Article on Street Harassment Angers Twitter
A woman's directive to other women to stop lying to men to avoid getting hit on is met with anger online.
Generic image (Thinkstock)
(The Root) -- A very well-meaning article was posted on xoJane.com about how women should react when a hopeful suitor gives them unwanted attention
on the street. For many women the quickest, most effective way to get
out an uncomfortable situation is to say that they're already in a
relationship, whether they are or not.
Alecia Lynn Eberhardt, author of the article, cautions
against this tactic, saying that "the idea that a woman should only be
left alone if she is 'taken' or 'spoken for' ... completely removes the
level of respect that should be expected toward that woman." The
declaration of another man's claim over a woman should not, she argues,
be the thing that inspires a pest to bug off.
Instead, she says, women should be honest with their
pursuers, saying only, "I'm not interested" in hopes that, one day, men
will stop respecting another man's "ownership" of a woman more than he
respects that woman's wish to be left alone. This is a very romantic,
ideal solution to a not ideal problem.
What the author doesn't seem to understand is how quickly
unsolicited interactions can turn hostile. Not every approach happens
with a man trying to buy a woman a drink or pay her a compliment at a
bar. Women are often approached on the street by aggressive men who are
far less than polite when turned down; a woman being verbally or
physically assaulted for turning down a man is not unheard of. Why
wouldn't someone say whatever she needed to say to escape the potential
danger of such a situation?
Eberhardt also incorrectly assumes that "I have a
boyfriend" will stop a man who has already decided not to take no for an
answer. It won't. Too often, the way you respond to a man's approach
only helps him decide how to proceed, not if he'll do so.
Women do what they have to do to ensure that they get out
of threatening situations, and they should not be shamed or blamed for
doing so. (The author says that she refuses to tell a man she's in a
relationship in order to be left alone so that she knows that she "gave
[herself] all the respect [she] deserves" -- as if women who choose to
do otherwise lack self-respect.) A bar or a street, however, isn't
exactly an ideal place to engage a potentially hostile pursuer in a
conversation about women's autonomy. The only goal: Stay safe.
The only article that should be written about how to end or curtail
street harassment is one aimed at men, telling them to learn to take no
for an answer. Expecting women to change in order to change the
inappropriate behavior of men is unfair, illogical and futile.

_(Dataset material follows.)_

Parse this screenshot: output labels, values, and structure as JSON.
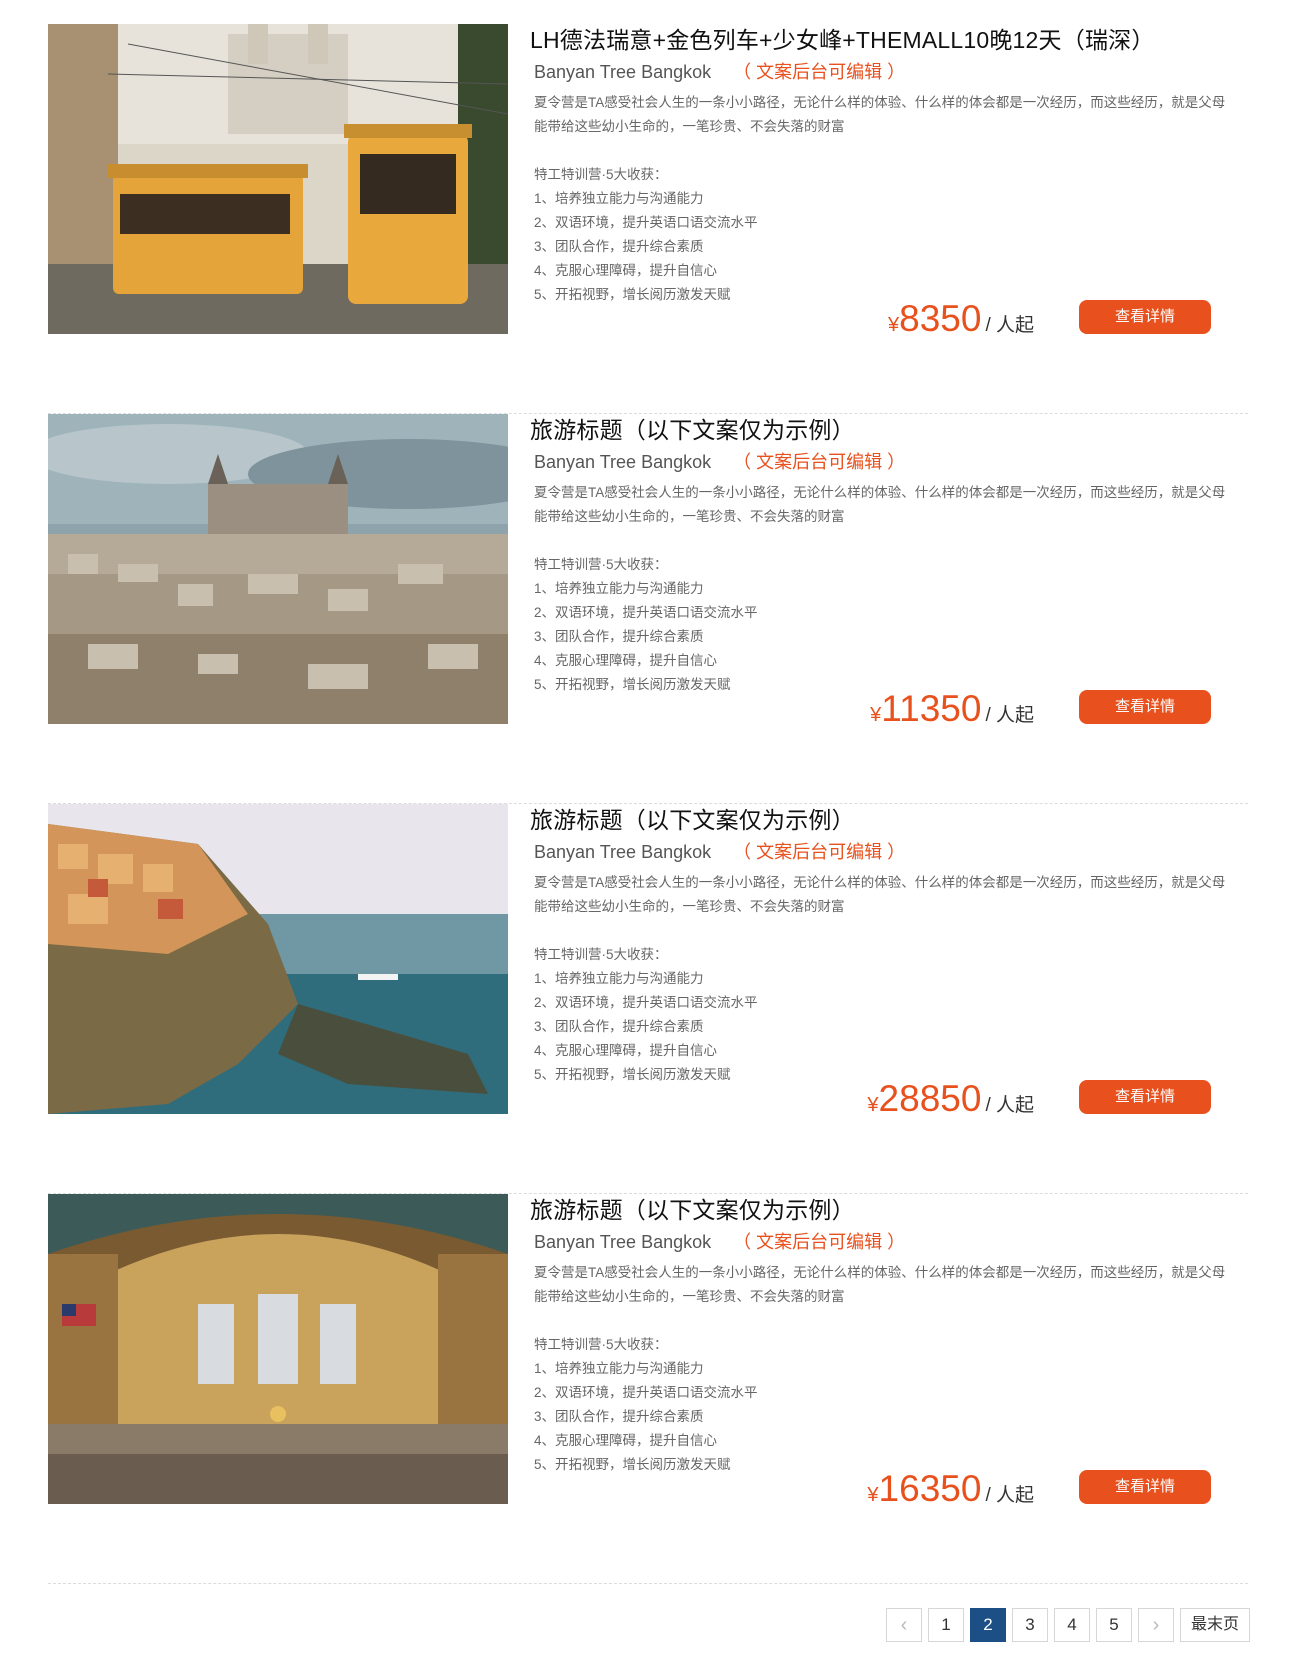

Many
women on Twitter spoke out, some sharing harrowing examples of how
talking back -- no matter what they did or didn't say -- didn't work.
you can read the original article here
Edited by tatee - Sep 11 2013 at 6:46am